My favorite albums from 1961-1970: 125-101

This album was named for its Warner Brothers Records catalog number.

Continuing with this list of my favorite albums of the decade. I want to specifically reiterate that they are not necessarily the best, but that they gave, and not infrequently give me enjoyment.

Before that, though, gotta mention one album on SamuraiFrog’s excellent finale. Judy Garland: Judy at Carnegie Hall (1961) is not on my list. I never owned it, though I was certainly aware of it. The Capitol Records LP inner sleeves from the mid-1960s – the Beatles and Beach Boys were on the label – always featured it. Probably the first of several albums on his list I’ll have to check out.

125. The Who: Sell Out (1967)
Another album I discovered only in the past decade, via my old friend Fred Hembeck. The motif of faux ads was stolen on some SpongeBob SquarePants CD I own.

124. Joe Cocker: Mad Dogs and Englishmen (1970)
Love the Frenchman’s introduction – “Joe Co-CARE”

123. Rascals: Collections (1967)
The second album, not the greatest hits.

122. Beach Boys: Sunflower (1970)
Underrated at a point the Beach Boys were pretty much written off commercially.

121. Doors: Strange Days (1967)

120. Rolling Stones: Between The Buttons (1967)

119. Van Morrison: Moondance (1970)

118. Righteous Brothers: Back to Back (1965)
Features ‘Hung On You’, written by Goffin/King/Spector plus ‘Ebb Tide.’

117. Ramsey Lewis Trio: Hang On Ramsey! (1965)
A live jazz album that features ‘A Hard Day’s Night’ and ‘Hang On, Sloopy’.

116. Donovan: Open Road (1970)
‘Celtic Rock’ is a particularly engaging tune.

115. Cream: Fresh (1966)
My 7th-grade history group referred to the group as The Cream. My friend Karen disdainfully corrected him: “It’s Cream.”

114. Peter, Paul, and Mary: Album 1700 (1967)
This album, with ‘Leaving On A Jet Plane,” was named for its Warner Brothers Records catalog number.

113. Bill Cosby: Wonderfulness (1966)

112. Laura Nyro: Eli And The 13th Confession (1968)
This woman belongs in the Rock and Roll Hall of Fame, if only as a songwriter.

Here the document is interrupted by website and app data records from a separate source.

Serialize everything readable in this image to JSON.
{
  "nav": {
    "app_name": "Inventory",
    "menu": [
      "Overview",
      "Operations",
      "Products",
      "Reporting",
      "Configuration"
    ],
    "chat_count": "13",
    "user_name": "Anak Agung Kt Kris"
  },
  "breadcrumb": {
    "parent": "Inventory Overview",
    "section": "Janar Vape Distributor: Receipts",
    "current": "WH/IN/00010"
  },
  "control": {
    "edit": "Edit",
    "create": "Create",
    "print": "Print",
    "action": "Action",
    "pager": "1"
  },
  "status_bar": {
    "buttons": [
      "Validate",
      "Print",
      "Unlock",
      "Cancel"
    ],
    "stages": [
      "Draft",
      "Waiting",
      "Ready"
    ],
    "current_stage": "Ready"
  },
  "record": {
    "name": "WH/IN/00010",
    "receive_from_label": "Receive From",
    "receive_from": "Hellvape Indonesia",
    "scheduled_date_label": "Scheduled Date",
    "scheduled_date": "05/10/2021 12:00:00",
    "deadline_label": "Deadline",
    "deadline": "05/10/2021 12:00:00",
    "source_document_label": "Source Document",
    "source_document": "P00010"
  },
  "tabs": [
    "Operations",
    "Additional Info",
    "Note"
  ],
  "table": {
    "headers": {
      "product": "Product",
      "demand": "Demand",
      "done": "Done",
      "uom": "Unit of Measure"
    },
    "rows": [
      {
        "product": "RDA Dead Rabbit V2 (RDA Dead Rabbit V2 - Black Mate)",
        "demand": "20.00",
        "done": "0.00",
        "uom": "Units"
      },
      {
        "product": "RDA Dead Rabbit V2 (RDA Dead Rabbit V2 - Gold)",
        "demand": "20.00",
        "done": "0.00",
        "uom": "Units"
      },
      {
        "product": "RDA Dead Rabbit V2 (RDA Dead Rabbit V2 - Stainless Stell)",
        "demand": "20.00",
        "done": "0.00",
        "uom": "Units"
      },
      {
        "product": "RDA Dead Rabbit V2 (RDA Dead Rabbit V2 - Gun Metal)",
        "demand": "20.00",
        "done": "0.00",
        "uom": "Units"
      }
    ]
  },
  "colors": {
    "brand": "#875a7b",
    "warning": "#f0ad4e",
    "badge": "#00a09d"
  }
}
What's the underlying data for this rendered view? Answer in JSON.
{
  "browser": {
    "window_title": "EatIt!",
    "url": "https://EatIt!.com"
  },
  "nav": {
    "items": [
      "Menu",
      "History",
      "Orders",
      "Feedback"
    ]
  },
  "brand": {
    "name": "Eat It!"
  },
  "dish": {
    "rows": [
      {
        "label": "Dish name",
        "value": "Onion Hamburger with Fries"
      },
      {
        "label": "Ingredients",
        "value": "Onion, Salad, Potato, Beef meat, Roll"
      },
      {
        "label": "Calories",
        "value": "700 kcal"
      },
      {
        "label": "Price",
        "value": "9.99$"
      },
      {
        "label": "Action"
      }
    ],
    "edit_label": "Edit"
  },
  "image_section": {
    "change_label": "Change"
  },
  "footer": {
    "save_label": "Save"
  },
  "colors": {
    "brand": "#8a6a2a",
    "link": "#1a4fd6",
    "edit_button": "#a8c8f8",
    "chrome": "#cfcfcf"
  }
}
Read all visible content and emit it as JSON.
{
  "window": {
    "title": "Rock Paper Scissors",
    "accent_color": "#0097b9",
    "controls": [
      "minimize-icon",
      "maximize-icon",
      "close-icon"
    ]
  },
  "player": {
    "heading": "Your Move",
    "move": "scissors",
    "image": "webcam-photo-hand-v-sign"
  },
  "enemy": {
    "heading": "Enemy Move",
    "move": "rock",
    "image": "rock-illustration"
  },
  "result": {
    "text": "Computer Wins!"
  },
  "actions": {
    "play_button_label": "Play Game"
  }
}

111. Herbie Hancock: Maiden Voyage (1965)

110. Mamas & the Papas: The Mamas & The Papas (1966)
The second album.

109. The Night They Raided Minsky’s – movie soundtrack (1968)
This is a slight album – only four or five songs, repeated – in a film I saw at the time. I went with my friend Carol and her friend Judy, for whom I developed a bit of a crush; nothing ever came of it. I know the lyrics to the verse of ‘Take 10 Terrific Girls (But Only 9 Costumes)’ by heart.

108. Derek and the Dominoes: Layla (1970)
My neighbor’s cat in college was named Layla. (My cat, Layla’s sister, was named Doris.)

107. Bob Dylan: Blonde on Blonde (1966)
This is about the time I first really knew Dylan as the artist, rather than as the songwriter, but bought much later.

106. Doors: The Doors (1967)
I prefer the single version of ‘Light My Fire’, actually. The organ solo was boring to me.

105. Beatles: Beatles for Sale (1964)
Now we get into the murky Beatles territory since this did not exist in the US when I was growing up, only in most of the rest of the world. So it’s a new collection for me – OK, 25 years old, but not nearly 50.

104. Mamas & the Papas: The Papas & The Mamas (1968)
The group went on hiatus, had a greatest hits album, then got together again.

103. Simon & Garfunkel: Wednesday Morning 3 AM (1964)
Much more folky than their later output.

102. Grateful Dead: Workingman’s Dead (1970)

101. Joni Mitchell: Ladies Of The Canyon (1970)
When I was in the play Boys in the Band in the spring of 1975, the cast was at someone’s house and played side one. Enough folks had disdain for the album so that we never heard Side 2, which is more uptempo and might have gone over better with the group.
Re: my previous post on the topic, Dustbury discusses the song ‘Reflections.’